[Opening Data provided section]
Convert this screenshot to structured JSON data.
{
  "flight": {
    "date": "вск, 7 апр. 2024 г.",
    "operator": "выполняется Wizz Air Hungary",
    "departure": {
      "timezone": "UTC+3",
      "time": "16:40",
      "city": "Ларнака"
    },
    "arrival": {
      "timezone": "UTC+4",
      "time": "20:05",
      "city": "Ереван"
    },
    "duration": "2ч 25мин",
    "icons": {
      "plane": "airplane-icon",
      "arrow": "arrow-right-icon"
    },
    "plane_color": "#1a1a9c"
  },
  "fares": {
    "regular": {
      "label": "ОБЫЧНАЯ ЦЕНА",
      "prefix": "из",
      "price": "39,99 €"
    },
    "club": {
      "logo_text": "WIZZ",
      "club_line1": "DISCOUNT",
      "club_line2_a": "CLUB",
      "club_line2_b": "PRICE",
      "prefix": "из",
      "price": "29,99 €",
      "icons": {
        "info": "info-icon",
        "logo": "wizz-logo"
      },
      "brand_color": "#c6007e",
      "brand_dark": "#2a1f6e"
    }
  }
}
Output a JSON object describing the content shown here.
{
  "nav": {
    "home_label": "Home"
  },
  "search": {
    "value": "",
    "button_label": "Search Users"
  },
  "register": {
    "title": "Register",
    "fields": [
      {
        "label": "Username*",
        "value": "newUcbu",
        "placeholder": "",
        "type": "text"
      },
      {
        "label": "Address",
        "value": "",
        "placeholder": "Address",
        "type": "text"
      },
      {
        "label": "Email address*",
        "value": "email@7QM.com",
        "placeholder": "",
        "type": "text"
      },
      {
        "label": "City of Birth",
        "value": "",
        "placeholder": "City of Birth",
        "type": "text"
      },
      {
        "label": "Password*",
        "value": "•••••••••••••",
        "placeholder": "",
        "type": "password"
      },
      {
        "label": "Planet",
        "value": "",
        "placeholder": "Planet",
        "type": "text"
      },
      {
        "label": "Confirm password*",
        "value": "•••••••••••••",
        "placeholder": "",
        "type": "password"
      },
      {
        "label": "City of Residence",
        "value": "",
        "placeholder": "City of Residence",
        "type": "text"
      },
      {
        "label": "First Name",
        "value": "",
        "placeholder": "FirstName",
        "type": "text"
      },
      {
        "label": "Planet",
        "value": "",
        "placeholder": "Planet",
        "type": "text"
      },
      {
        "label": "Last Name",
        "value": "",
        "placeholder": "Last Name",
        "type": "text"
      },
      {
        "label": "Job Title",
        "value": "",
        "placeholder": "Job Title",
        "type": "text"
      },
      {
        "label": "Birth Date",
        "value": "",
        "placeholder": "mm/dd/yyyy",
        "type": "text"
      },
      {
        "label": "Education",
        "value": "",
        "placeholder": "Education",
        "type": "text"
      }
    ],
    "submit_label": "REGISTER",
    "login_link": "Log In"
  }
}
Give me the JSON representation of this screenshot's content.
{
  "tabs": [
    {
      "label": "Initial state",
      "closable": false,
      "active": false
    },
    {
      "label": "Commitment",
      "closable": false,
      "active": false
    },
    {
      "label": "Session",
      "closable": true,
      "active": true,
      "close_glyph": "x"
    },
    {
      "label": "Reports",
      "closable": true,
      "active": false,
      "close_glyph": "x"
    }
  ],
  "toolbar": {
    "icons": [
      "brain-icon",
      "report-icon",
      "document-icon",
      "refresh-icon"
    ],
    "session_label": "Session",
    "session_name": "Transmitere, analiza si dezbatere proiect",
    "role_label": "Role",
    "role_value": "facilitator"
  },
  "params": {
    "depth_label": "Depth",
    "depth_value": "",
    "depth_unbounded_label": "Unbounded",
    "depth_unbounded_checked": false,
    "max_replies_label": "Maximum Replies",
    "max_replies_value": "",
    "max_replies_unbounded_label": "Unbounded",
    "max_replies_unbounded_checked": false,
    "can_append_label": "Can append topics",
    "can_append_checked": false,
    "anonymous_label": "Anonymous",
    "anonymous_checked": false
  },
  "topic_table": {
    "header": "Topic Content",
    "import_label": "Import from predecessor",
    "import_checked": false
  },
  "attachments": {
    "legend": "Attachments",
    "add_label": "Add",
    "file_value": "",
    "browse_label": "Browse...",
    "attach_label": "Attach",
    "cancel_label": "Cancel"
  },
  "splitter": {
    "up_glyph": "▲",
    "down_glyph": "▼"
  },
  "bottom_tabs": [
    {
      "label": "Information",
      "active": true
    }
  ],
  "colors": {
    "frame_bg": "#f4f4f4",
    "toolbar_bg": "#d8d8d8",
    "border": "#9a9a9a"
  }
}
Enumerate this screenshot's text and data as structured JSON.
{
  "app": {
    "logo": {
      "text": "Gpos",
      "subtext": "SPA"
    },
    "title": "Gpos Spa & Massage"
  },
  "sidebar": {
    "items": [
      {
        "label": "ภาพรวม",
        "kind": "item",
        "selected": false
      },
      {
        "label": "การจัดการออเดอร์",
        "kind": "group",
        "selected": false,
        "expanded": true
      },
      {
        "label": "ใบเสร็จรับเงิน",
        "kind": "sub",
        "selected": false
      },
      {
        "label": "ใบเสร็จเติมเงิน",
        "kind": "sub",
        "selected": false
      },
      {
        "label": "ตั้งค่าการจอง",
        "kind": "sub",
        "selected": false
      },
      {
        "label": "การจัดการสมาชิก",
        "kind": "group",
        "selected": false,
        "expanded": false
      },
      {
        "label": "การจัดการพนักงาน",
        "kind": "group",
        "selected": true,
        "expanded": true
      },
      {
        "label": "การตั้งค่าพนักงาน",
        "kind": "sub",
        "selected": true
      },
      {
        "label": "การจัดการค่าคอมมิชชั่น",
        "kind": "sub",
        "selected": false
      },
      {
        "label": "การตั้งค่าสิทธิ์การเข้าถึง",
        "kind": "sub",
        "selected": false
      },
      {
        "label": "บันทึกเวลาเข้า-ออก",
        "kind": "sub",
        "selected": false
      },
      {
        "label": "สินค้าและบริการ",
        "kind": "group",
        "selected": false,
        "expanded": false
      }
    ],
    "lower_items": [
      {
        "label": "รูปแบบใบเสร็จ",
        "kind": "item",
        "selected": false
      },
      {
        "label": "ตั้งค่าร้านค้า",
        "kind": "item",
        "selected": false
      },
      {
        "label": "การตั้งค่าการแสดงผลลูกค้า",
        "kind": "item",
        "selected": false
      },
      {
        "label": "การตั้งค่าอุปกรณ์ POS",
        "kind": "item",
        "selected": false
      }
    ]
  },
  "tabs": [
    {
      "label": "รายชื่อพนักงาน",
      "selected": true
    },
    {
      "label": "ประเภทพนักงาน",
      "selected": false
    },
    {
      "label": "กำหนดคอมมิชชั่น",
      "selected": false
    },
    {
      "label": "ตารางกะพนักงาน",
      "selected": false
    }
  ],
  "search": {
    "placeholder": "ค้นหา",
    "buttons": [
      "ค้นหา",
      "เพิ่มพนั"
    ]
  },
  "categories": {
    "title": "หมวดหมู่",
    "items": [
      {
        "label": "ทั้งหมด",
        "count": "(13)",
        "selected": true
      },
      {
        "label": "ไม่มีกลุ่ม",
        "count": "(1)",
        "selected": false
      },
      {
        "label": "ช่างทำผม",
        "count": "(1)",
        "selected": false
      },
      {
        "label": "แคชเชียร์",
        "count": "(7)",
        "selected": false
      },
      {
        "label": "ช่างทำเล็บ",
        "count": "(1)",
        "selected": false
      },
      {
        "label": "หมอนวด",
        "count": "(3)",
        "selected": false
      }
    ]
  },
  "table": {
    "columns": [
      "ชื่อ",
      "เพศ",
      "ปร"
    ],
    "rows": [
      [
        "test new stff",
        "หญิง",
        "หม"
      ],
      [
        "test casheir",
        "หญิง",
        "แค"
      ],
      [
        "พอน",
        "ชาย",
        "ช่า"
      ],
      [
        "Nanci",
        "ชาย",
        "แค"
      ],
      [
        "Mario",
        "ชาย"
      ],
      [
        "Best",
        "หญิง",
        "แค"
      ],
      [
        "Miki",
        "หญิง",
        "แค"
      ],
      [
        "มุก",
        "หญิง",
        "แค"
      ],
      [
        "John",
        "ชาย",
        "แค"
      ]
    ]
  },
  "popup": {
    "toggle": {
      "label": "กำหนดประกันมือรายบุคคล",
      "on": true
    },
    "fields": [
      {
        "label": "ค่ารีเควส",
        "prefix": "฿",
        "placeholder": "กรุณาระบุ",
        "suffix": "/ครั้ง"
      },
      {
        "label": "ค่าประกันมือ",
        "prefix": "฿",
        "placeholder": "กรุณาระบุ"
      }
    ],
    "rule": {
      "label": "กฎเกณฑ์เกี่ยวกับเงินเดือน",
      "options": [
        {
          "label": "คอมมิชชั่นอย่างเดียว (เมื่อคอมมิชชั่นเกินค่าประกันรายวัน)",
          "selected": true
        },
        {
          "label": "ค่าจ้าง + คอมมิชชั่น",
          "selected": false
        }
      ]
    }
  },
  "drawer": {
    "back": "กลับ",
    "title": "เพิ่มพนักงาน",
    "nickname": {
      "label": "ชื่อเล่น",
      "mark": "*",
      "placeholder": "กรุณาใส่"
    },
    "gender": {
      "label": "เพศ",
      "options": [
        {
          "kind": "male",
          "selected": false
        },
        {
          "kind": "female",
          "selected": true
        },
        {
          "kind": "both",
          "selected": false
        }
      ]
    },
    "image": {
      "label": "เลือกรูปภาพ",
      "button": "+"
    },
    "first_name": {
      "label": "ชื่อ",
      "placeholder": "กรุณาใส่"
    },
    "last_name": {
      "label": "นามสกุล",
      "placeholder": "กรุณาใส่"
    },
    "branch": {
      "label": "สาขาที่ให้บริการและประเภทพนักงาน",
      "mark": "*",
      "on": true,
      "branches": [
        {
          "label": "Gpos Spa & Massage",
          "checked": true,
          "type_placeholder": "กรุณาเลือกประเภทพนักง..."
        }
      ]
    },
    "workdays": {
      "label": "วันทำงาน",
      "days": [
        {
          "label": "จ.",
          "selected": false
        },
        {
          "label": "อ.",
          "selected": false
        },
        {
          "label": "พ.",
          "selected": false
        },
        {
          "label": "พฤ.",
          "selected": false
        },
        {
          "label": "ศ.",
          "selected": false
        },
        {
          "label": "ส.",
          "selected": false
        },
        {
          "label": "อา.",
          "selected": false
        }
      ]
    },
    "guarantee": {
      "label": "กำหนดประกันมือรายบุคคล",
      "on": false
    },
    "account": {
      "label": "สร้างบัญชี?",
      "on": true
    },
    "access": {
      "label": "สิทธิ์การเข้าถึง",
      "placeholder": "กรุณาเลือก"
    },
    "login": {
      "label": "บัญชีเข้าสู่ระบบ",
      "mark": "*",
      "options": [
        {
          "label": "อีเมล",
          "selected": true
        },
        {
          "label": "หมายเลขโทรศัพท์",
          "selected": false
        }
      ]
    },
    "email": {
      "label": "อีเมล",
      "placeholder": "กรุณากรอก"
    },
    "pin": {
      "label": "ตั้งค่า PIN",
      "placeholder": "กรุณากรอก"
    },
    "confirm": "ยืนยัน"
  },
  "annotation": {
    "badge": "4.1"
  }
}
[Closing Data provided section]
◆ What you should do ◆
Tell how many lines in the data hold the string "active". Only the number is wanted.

◆ Written answer ◆
5